## [Problem]
Show, in full, each line of the data that contains "JSON".

Dataset items:
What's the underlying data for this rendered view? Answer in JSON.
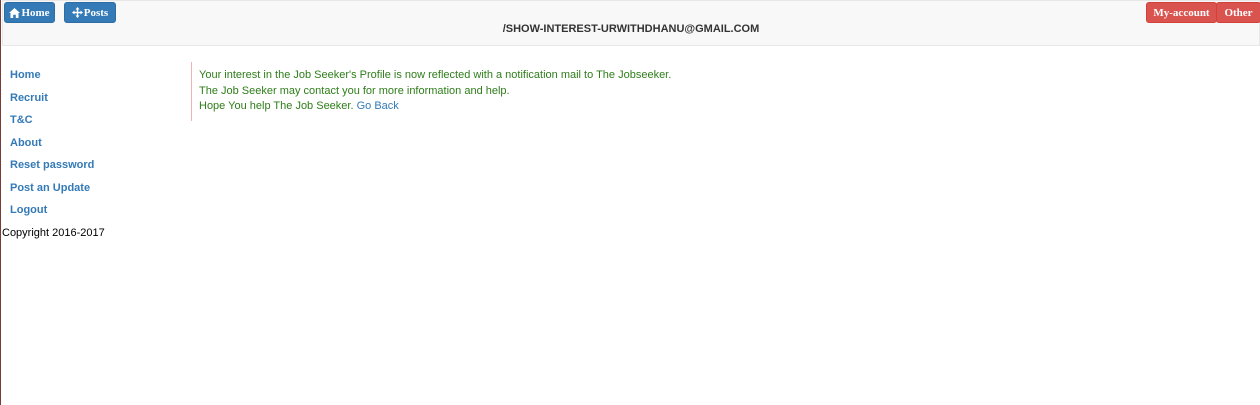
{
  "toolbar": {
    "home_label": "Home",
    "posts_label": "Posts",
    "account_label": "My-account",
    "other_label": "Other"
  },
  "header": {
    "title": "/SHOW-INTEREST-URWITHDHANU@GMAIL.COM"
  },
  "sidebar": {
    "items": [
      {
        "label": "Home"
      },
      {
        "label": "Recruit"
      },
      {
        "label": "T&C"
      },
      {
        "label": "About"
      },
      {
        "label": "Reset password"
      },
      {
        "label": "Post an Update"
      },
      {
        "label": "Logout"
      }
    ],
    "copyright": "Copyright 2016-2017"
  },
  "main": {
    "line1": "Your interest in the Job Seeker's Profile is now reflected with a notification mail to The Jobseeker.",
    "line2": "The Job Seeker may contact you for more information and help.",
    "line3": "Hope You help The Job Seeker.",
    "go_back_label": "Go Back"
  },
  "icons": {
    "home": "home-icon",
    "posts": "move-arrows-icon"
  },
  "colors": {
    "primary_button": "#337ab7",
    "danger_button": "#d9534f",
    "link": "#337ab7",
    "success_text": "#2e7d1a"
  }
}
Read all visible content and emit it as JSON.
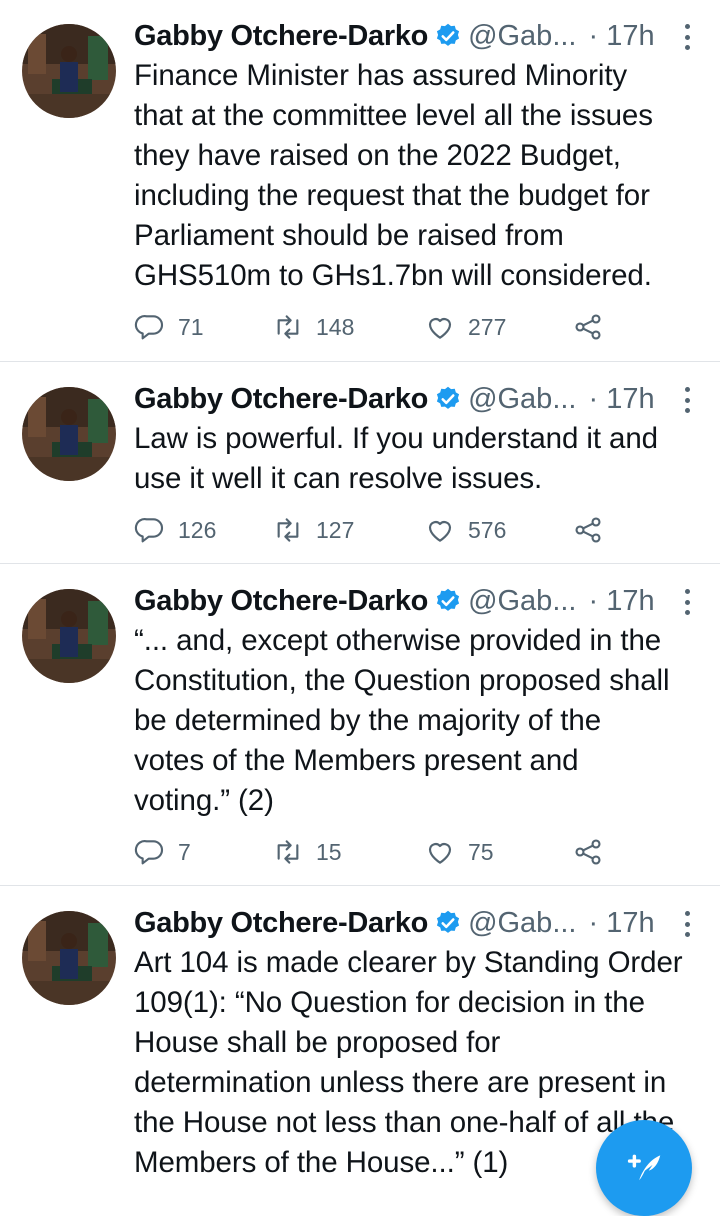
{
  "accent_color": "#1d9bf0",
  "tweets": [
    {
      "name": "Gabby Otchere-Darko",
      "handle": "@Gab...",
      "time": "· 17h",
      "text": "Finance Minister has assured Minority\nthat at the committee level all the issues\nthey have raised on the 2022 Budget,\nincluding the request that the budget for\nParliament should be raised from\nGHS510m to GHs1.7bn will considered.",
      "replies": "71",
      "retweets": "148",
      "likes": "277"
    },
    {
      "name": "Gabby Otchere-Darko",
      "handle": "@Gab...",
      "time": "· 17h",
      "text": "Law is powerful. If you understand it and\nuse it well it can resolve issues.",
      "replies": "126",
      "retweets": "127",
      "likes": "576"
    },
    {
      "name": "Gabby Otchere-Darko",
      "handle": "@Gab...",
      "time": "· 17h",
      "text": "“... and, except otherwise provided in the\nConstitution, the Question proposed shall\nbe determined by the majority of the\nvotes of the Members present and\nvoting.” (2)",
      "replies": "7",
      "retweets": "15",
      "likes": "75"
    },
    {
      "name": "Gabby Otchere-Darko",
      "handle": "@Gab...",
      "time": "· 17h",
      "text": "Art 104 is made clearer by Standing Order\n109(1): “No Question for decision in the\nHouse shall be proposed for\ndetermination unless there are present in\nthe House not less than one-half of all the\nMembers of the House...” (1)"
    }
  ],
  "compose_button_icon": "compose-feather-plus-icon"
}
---
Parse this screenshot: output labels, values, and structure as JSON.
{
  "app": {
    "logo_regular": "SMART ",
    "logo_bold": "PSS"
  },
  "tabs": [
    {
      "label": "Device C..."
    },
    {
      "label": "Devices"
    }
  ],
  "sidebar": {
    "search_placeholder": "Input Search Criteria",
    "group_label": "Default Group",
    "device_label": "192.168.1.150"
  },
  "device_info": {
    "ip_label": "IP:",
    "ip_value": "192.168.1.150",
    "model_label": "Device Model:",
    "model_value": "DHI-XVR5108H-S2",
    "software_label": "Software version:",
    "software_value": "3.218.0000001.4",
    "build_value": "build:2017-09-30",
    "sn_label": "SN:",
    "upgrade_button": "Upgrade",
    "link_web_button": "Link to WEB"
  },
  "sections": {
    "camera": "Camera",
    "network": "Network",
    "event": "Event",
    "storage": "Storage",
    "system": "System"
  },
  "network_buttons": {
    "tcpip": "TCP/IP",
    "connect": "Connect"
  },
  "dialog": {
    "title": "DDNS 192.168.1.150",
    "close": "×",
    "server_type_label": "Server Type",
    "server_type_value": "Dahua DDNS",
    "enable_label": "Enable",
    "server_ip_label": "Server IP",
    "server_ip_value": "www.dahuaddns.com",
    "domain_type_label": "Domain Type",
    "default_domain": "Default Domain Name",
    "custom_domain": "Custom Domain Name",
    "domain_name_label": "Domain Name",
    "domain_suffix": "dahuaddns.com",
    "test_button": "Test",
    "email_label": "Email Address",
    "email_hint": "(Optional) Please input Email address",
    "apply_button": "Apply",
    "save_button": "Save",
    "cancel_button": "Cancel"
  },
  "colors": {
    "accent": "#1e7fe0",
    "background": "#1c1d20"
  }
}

## [Written reply]
What's the underlying data for this rendered view? Answer in JSON.
Read all visible content and emit it as JSON.
Parse this screenshot: output labels, values, and structure as JSON.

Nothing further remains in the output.